Extracted material:
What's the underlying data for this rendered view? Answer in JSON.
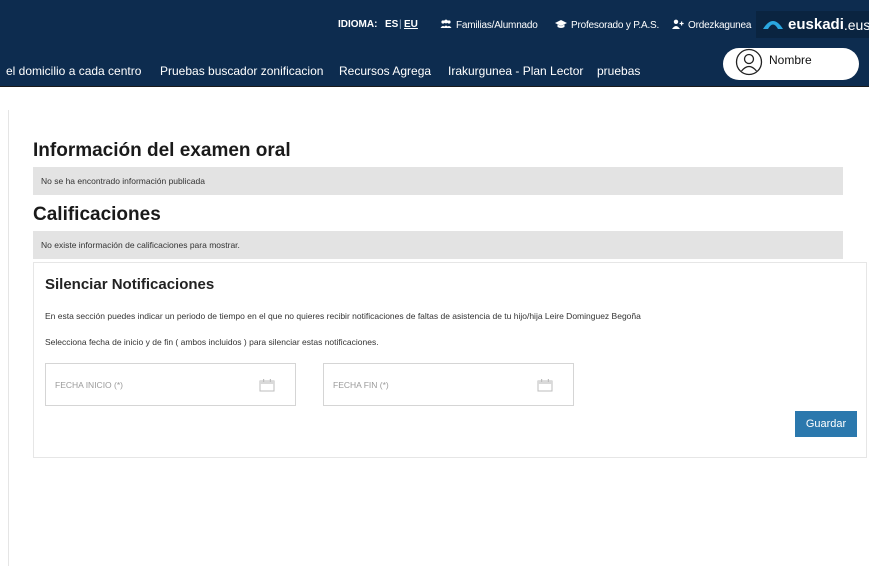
{
  "topbar": {
    "idioma_label": "IDIOMA:",
    "lang_es": "ES",
    "lang_separator": "|",
    "lang_eu": "EU",
    "links": [
      {
        "icon": "users-icon",
        "label": "Familias/Alumnado"
      },
      {
        "icon": "graduation-cap-icon",
        "label": "Profesorado y P.A.S."
      },
      {
        "icon": "user-plus-icon",
        "label": "Ordezkagunea"
      }
    ],
    "brand": {
      "name": "euskadi",
      "ext": ".eus",
      "logo_icon": "euskadi-arc-logo-icon"
    }
  },
  "nav": {
    "items": [
      "el domicilio a cada centro",
      "Pruebas buscador zonificacion",
      "Recursos Agrega",
      "Irakurgunea - Plan Lector",
      "pruebas"
    ],
    "user_icon": "user-face-icon",
    "user_name": "Nombre"
  },
  "sections": {
    "oral_title": "Información del examen oral",
    "oral_msg": "No se ha encontrado información publicada",
    "grades_title": "Calificaciones",
    "grades_msg": "No existe información de calificaciones para mostrar."
  },
  "silence": {
    "title": "Silenciar Notificaciones",
    "desc": "En esta sección puedes indicar un periodo de tiempo en el que no quieres recibir notificaciones de faltas de asistencia de tu hijo/hija Leire Dominguez Begoña",
    "instruction": "Selecciona fecha de inicio y de fin ( ambos incluidos ) para silenciar estas notificaciones.",
    "start_placeholder": "FECHA INICIO (*)",
    "end_placeholder": "FECHA FIN (*)",
    "calendar_icon": "calendar-icon",
    "save_label": "Guardar"
  },
  "colors": {
    "header_bg": "#0d2c4f",
    "button_bg": "#2b78ad",
    "info_bar_bg": "#e3e3e3"
  }
}
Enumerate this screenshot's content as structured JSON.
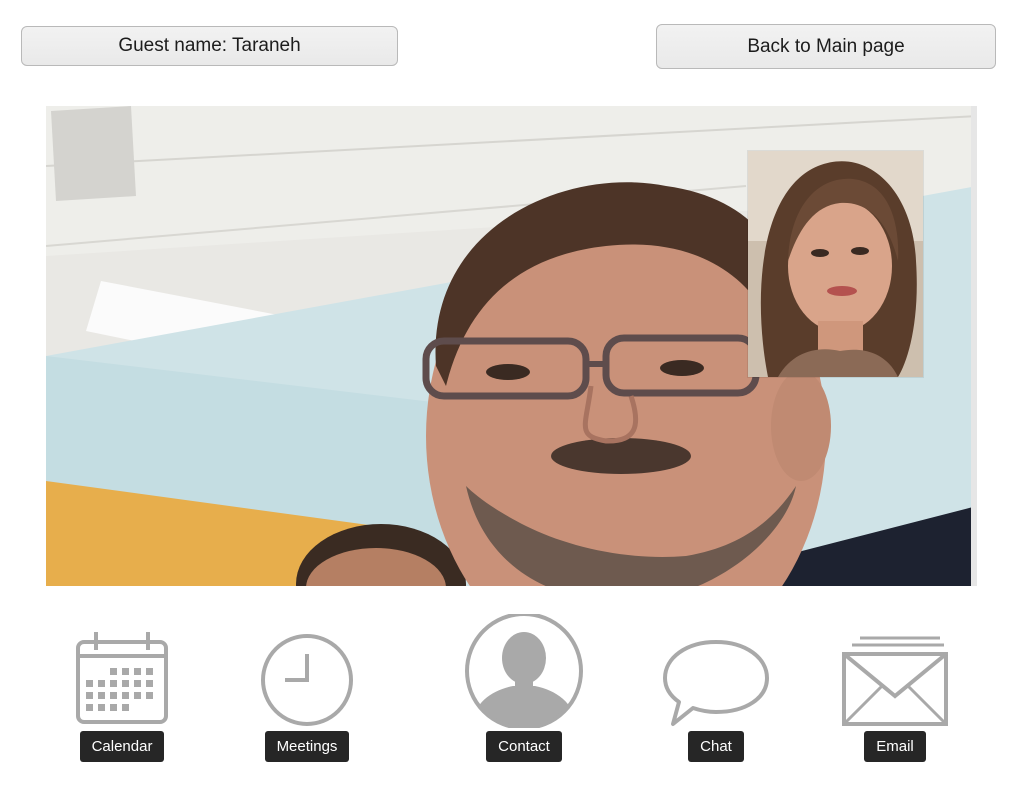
{
  "header": {
    "guest_name": "Guest name: Taraneh",
    "back_button": "Back to Main page"
  },
  "video": {
    "main_feed_icon": "main-video-feed",
    "self_view_icon": "self-view-feed"
  },
  "nav": {
    "items": [
      {
        "label": "Calendar",
        "icon": "calendar-icon"
      },
      {
        "label": "Meetings",
        "icon": "clock-icon"
      },
      {
        "label": "Contact",
        "icon": "person-icon"
      },
      {
        "label": "Chat",
        "icon": "chat-bubble-icon"
      },
      {
        "label": "Email",
        "icon": "envelope-icon"
      }
    ]
  },
  "colors": {
    "icon_gray": "#a9a9a9",
    "label_bg": "#262626",
    "button_border": "#b9b9b9"
  }
}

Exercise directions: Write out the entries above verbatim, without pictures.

Exercise response:
What's the underlying data for this rendered view? Answer in JSON.
{
  "topbar": {
    "idioma_label": "IDIOMA:",
    "lang_es": "ES",
    "lang_separator": "|",
    "lang_eu": "EU",
    "links": [
      {
        "icon": "users-icon",
        "label": "Familias/Alumnado"
      },
      {
        "icon": "graduation-cap-icon",
        "label": "Profesorado y P.A.S."
      },
      {
        "icon": "user-plus-icon",
        "label": "Ordezkagunea"
      }
    ],
    "brand": {
      "name": "euskadi",
      "ext": ".eus",
      "logo_icon": "euskadi-arc-logo-icon"
    }
  },
  "nav": {
    "items": [
      "el domicilio a cada centro",
      "Pruebas buscador zonificacion",
      "Recursos Agrega",
      "Irakurgunea - Plan Lector",
      "pruebas"
    ],
    "user_icon": "user-face-icon",
    "user_name": "Nombre"
  },
  "sections": {
    "oral_title": "Información del examen oral",
    "oral_msg": "No se ha encontrado información publicada",
    "grades_title": "Calificaciones",
    "grades_msg": "No existe información de calificaciones para mostrar."
  },
  "silence": {
    "title": "Silenciar Notificaciones",
    "desc": "En esta sección puedes indicar un periodo de tiempo en el que no quieres recibir notificaciones de faltas de asistencia de tu hijo/hija Leire Dominguez Begoña",
    "instruction": "Selecciona fecha de inicio y de fin ( ambos incluidos ) para silenciar estas notificaciones.",
    "start_placeholder": "FECHA INICIO (*)",
    "end_placeholder": "FECHA FIN (*)",
    "calendar_icon": "calendar-icon",
    "save_label": "Guardar"
  },
  "colors": {
    "header_bg": "#0d2c4f",
    "button_bg": "#2b78ad",
    "info_bar_bg": "#e3e3e3"
  }
}
Enumerate this screenshot's content as structured JSON.
{
  "header": {
    "guest_name": "Guest name: Taraneh",
    "back_button": "Back to Main page"
  },
  "video": {
    "main_feed_icon": "main-video-feed",
    "self_view_icon": "self-view-feed"
  },
  "nav": {
    "items": [
      {
        "label": "Calendar",
        "icon": "calendar-icon"
      },
      {
        "label": "Meetings",
        "icon": "clock-icon"
      },
      {
        "label": "Contact",
        "icon": "person-icon"
      },
      {
        "label": "Chat",
        "icon": "chat-bubble-icon"
      },
      {
        "label": "Email",
        "icon": "envelope-icon"
      }
    ]
  },
  "colors": {
    "icon_gray": "#a9a9a9",
    "label_bg": "#262626",
    "button_border": "#b9b9b9"
  }
}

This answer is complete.